It was a short stroll from where I worked at WOWT to the hotel’s front door. The Blackstone was a second home to those of us who wanted to grab an after-work drink at the Cottonwood Room—a fun hangout with a whimsical décor and air. How could it not be an enjoyable place? In the center of the bar stood an elaborate replica of a cottonwood tree densely festooned in leaves.

Upstairs, the hotel’s Orleans Room was reserved for special-occasion dining. Presiding as maître d’hôtel was a tall, distinguished-looking black man who was always seen wearing a tuxedo. Called by diners the “Governor,” he looked like an ambassador and was just as charming.

If you had dined at the Orleans Room before, the Governor remembered your name, your preferred drink and where you wanted to be seated. Meals were always prepared tableside. It was the type of personal service rarely seen anymore.

The room attracted visiting celebrities over the years. A hallway was lined with photos of stars who had dined at the Orleans Room. Mark Schimmel remembers spending time in the coffee shop with comedian Jack Benny. The self-described “miser” would allow Mark to pay for his coffee.

Mark’s father, Edward Schimmel, was the hotel’s general manager for many years. Now living in Wentzville, Mo., Mark was the manager when the family-owned hotel was sold to Radisson in 1968. He stayed on.

A busy Golden Spur coffee shop in the hotel was good for a quick lunch. Each of the seven walls displayed a different decor, according to Mark, with whom I recently traded fond memories of the Blackstone days. “It was like going into a museum.” he said, Spurs hanging from one wall explained the room’s name. In earlier days, the room was called the Plush Horse.

The Golden Spur is where I tasted my first Reuben sandwich. For countless Omahans and Blackstone guests, this was also the first place they tasted the famed Reuben.

But, was it the first place? The big question for posterity: Was I eating a Reuben from the actual birthplace of the now-iconic sandwich? While the Blackstone is most often mentioned as the home of the Reuben, others outside Omaha have tried to stake claim.

Debate no more. The case is closed. The Reuben was invented at the Blackstone.
Mary Bernstein—the granddaughter of Blackstone owner Charles Schimmel—got the story firsthand.

“Here’s the scoop,” she says. “My father, Bernard Schimmel, had just returned from school in Switzerland where he trained to be a chef.  His father, Charles, held a weekly poker game at the Blackstone Sunday nights.  He said to my dad, ‘Reuben wants you to make some sandwiches with corned beef and sauerkraut.’

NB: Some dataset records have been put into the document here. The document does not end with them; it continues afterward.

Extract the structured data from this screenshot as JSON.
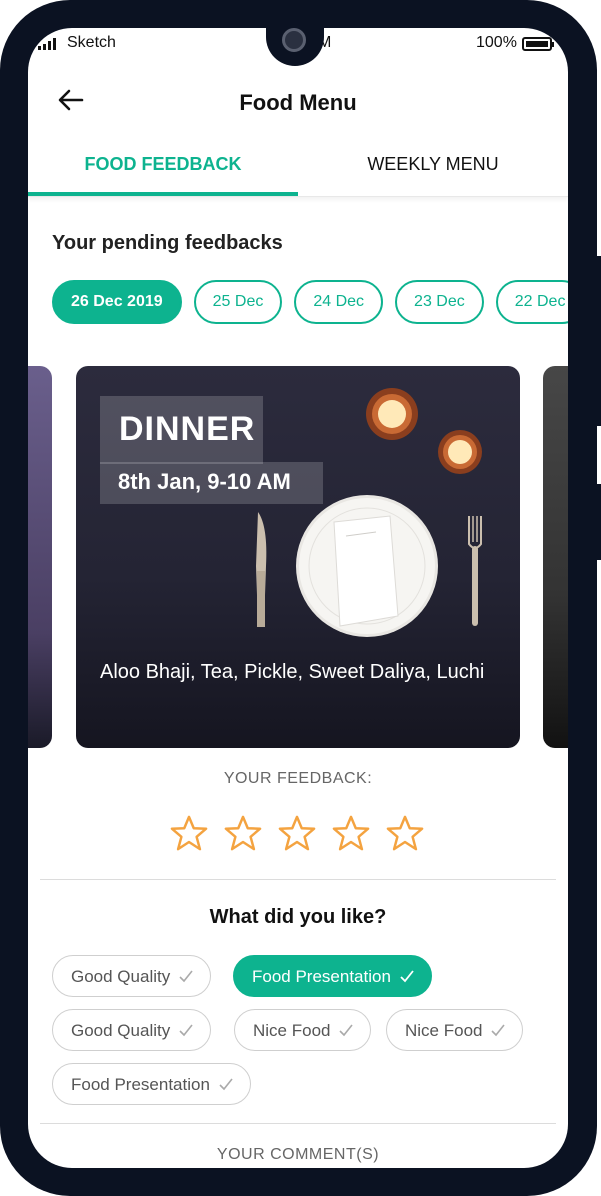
{
  "status_bar": {
    "carrier": "Sketch",
    "time_fragment": "M",
    "battery": "100%"
  },
  "header": {
    "title": "Food Menu",
    "back_icon": "arrow-left-icon"
  },
  "tabs": [
    {
      "label": "FOOD FEEDBACK",
      "active": true
    },
    {
      "label": "WEEKLY MENU",
      "active": false
    }
  ],
  "pending": {
    "title": "Your pending feedbacks",
    "dates": [
      {
        "label": "26 Dec 2019",
        "active": true
      },
      {
        "label": "25 Dec",
        "active": false
      },
      {
        "label": "24 Dec",
        "active": false
      },
      {
        "label": "23 Dec",
        "active": false
      },
      {
        "label": "22 Dec",
        "active": false
      }
    ]
  },
  "meal_card": {
    "meal": "DINNER",
    "date_time": "8th Jan, 9-10 AM",
    "menu": "Aloo Bhaji, Tea, Pickle, Sweet Daliya, Luchi"
  },
  "feedback": {
    "label": "YOUR FEEDBACK:",
    "stars_total": 5,
    "rating": 0,
    "star_color": "#f4a340"
  },
  "likes": {
    "title": "What did you like?",
    "tags": [
      {
        "label": "Good Quality",
        "selected": false
      },
      {
        "label": "Food Presentation",
        "selected": true
      },
      {
        "label": "Good Quality",
        "selected": false
      },
      {
        "label": "Nice Food",
        "selected": false
      },
      {
        "label": "Nice Food",
        "selected": false
      },
      {
        "label": "Food Presentation",
        "selected": false
      }
    ]
  },
  "comments": {
    "label": "YOUR COMMENT(S)"
  },
  "colors": {
    "accent": "#0db38f",
    "frame": "#0b1222"
  }
}
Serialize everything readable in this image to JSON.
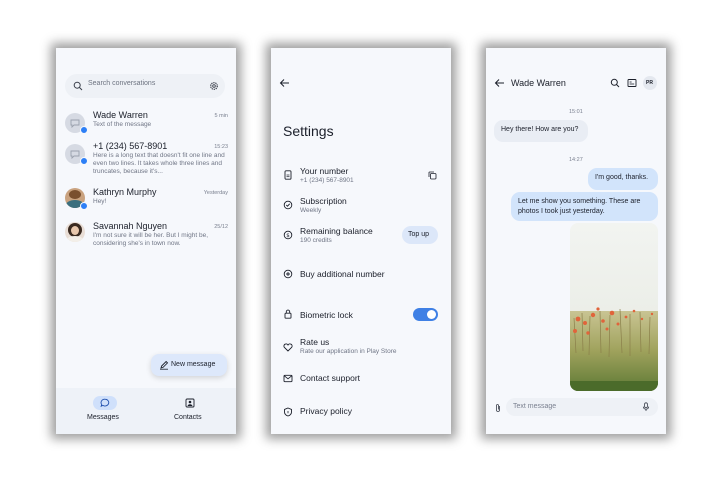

“And my dad put together this concoction of corned beef, Swiss cheese, sauerkraut, Thousand Island dressing and dark rye bread and grilled them, then took them to the poker players. After it later received such wide acclaim, they decided to put it on the menu at the Schimmel hotels and call it the Reuben sandwich, because Reuben Kulakofsky had requested it.”

The exact date is lost in family history. But it would have to be after Bernard returned in 1928 from Switzerland. The first menu the family has uncovered that lists the Reuben sandwich was from the Cornhusker Hotel in Lincoln in 1934, according to Judy Weil of San Francisco, the family historian.
Because the Reuben sandwich apparently first appeared on a menu at the Cornhusker, it is sometime mistakenly assumed that the sandwich was created there.

Charles Schimmel added the Blackstone to his stable of hotels in 1920. The building became an Omaha Landmark in 1983 and was listed on the National Register of Historic Places in 1985.
He trained his four sons in the hotel business. They along with other family members each ran one of the seven Schimmel hotels. In Omaha, the hotels were the Blackstone and Indian Hills Inn. In Lincoln, Schimmel owned the Cornhusker.

The Schimmel family’s sandwich story has been repeated throughout the nation.  Bernard’s granddaughter Elizabeth Weil wrote about her family’s appetizing creation in the New York Times.
Bernstein still advocates for the Reuben sandwich, but admits she no longer eats the corned beef and sauerkraut concoction.  She’s now a vegetarian.